        1. DK: Demo talk with Jason. Demo that can show sequence number guessing, false alarms. Signature of signatures -- code that up.
    5. JR: What about time-service updates?
      1. DOB: Assuming that thereís no vulnerability in that server. JR: Doesnít our time server connect to other? DOB: Star effect -- all our machines hits a time server. JR: Over time looks like worm. KL: Worm to distribute a patch for a system. DOB: Broadcast and push technology. Channel broadcasters that can contribute at a global enterprise level. DK: Only on a very large scale. Three levels from my machine to world. JR: Anti-worm. NIS and News? DOB: So few that youíre not getting star effect beyond. NFS traffic will look like a worm where successive mounts are. See a burst of connections JR: See if a worm if more than 2 hops. Loosest rule set Mail, time, news, NSF, all machines going to one instead of vice versa. KL Number of nodes in graph. JR: Accounting of how many level deep. DOB: Worm due to trust mechanism, goes to one server. JR: True exponential fan-out is true problem with worm. Multiple machines against a server. DOB: Looked at 6 months ago. Close enough to target -- get into position. Worm looking at endpoint. KL: Take a linear non-expanding path through graphs.
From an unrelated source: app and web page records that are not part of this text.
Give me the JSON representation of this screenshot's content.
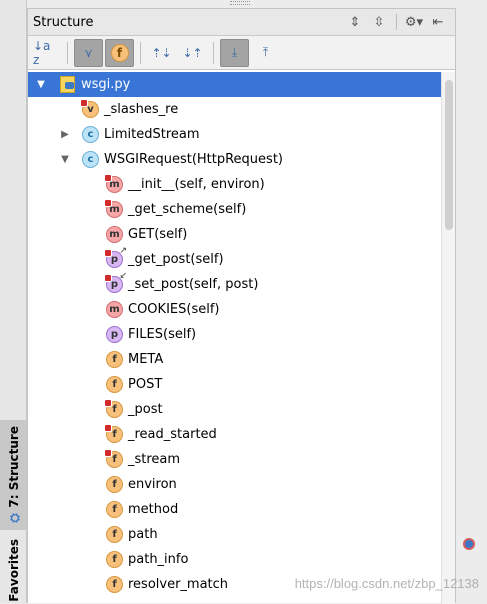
{
  "panel": {
    "title": "Structure"
  },
  "title_actions": [
    {
      "name": "expand-all-icon",
      "glyph": "⇕"
    },
    {
      "name": "collapse-all-icon",
      "glyph": "⇳"
    },
    {
      "name": "gear-icon",
      "glyph": "⚙▾"
    },
    {
      "name": "hide-panel-icon",
      "glyph": "⇤"
    }
  ],
  "toolbar": [
    {
      "name": "sort-alpha-button",
      "glyph": "↓a z",
      "on": false
    },
    {
      "name": "show-inherited-button",
      "glyph": "⋎",
      "on": true
    },
    {
      "name": "show-fields-button",
      "glyph": "f",
      "on": true
    },
    {
      "name": "expand-button",
      "glyph": "⇡⇣",
      "on": false
    },
    {
      "name": "collapse-button",
      "glyph": "⇣⇡",
      "on": false
    },
    {
      "name": "autoscroll-to-source-button",
      "glyph": "⤓",
      "on": true
    },
    {
      "name": "autoscroll-from-source-button",
      "glyph": "⤒",
      "on": false
    }
  ],
  "tree": [
    {
      "label": "wsgi.py",
      "kind": "file",
      "depth": 0,
      "toggle": "▼",
      "selected": true
    },
    {
      "label": "_slashes_re",
      "kind": "v",
      "depth": 1,
      "toggle": "",
      "lock": true
    },
    {
      "label": "LimitedStream",
      "kind": "c",
      "depth": 1,
      "toggle": "▶"
    },
    {
      "label": "WSGIRequest(HttpRequest)",
      "kind": "c",
      "depth": 1,
      "toggle": "▼"
    },
    {
      "label": "__init__(self, environ)",
      "kind": "m",
      "depth": 2,
      "lock": true
    },
    {
      "label": "_get_scheme(self)",
      "kind": "m",
      "depth": 2,
      "lock": true
    },
    {
      "label": "GET(self)",
      "kind": "m",
      "depth": 2
    },
    {
      "label": "_get_post(self)",
      "kind": "p",
      "depth": 2,
      "lock": true,
      "badge": "↗"
    },
    {
      "label": "_set_post(self, post)",
      "kind": "p",
      "depth": 2,
      "lock": true,
      "badge": "↙"
    },
    {
      "label": "COOKIES(self)",
      "kind": "m",
      "depth": 2
    },
    {
      "label": "FILES(self)",
      "kind": "p",
      "depth": 2
    },
    {
      "label": "META",
      "kind": "f",
      "depth": 2
    },
    {
      "label": "POST",
      "kind": "f",
      "depth": 2
    },
    {
      "label": "_post",
      "kind": "f",
      "depth": 2,
      "lock": true
    },
    {
      "label": "_read_started",
      "kind": "f",
      "depth": 2,
      "lock": true
    },
    {
      "label": "_stream",
      "kind": "f",
      "depth": 2,
      "lock": true
    },
    {
      "label": "environ",
      "kind": "f",
      "depth": 2
    },
    {
      "label": "method",
      "kind": "f",
      "depth": 2
    },
    {
      "label": "path",
      "kind": "f",
      "depth": 2
    },
    {
      "label": "path_info",
      "kind": "f",
      "depth": 2
    },
    {
      "label": "resolver_match",
      "kind": "f",
      "depth": 2
    }
  ],
  "side_tabs": {
    "structure": "7: Structure",
    "favorites": "Favorites"
  },
  "watermark": "https://blog.csdn.net/zbp_12138"
}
  6. Future Directions (Next Week)
    1. Head toward an ad hoc model factor in more notions of attacks. Fit new attack more easily.
    2. Some other way of a client not responding. Just send a lot of email.
      1. DK: Might know bunch of machines down because of some virus.
      2. JR: How do you know itís not responding? If itís spoofing -- fake spoof ping. JS: Canít really see what server is doing to the client. KL: HP Open View -- tell us if site is down. DK: Take machine down enough that tool doesnít know itís down.
        1. JR: Heard bad things from HP Open View. Hard to use, $30-40,000 , settled to TKINET Freeware.
        2. KL: Detect the server is sequence number guessing, client not responding, try pinging it to enumerate all ways we could discover info about client. JS: Procedural deal where signature catches sequence number, check to see if thereís a SYN flood or not. JR: Dynamic machine wedged. KL: Find out that we have some instrumentation on client, fork bomb on client, nothing to do with sequence number guessing. Seem to be disconnected. JR: Want a network wedge, internal wedge. Our Global Guard agent that manages the clientsí enclave is going to have an agent. A dynamic agent in client that can determine whether wedged or not. JS: Certainty idea -- agent notion of whether itís good or not. In some other enclave, only have a network sniffer. Is it down? No, but Iím weak. Deal with that disparate ability in enclaves -- highly tooled and instrumented.
    3. KL: For next week, try to think about what we want to say about attacked useful for correlation. Think about generality we can come up with. CYC stuff -- ad hoc -- dealing with more abstract stuff.
      1. DK: Rules we come up with are ad hoc. JS: Deep knowledge base, not ad hoc.
      2. DOB to talk about distributed coordinated attack. JR: Worms fit more as a building block. DK: Series of attacks to move code onto machines. IP spoofing is completely built up from the components, sequence guess and wedging. Worm built up from trust scanning and this piece of code that launches it (worm). The tangible and intangible. Worm is partially tangible. Information bearing things. If worm code is partially tangible, then worm is the pattern of network traffic. Program itself is not the worm. Canít have worm without the script.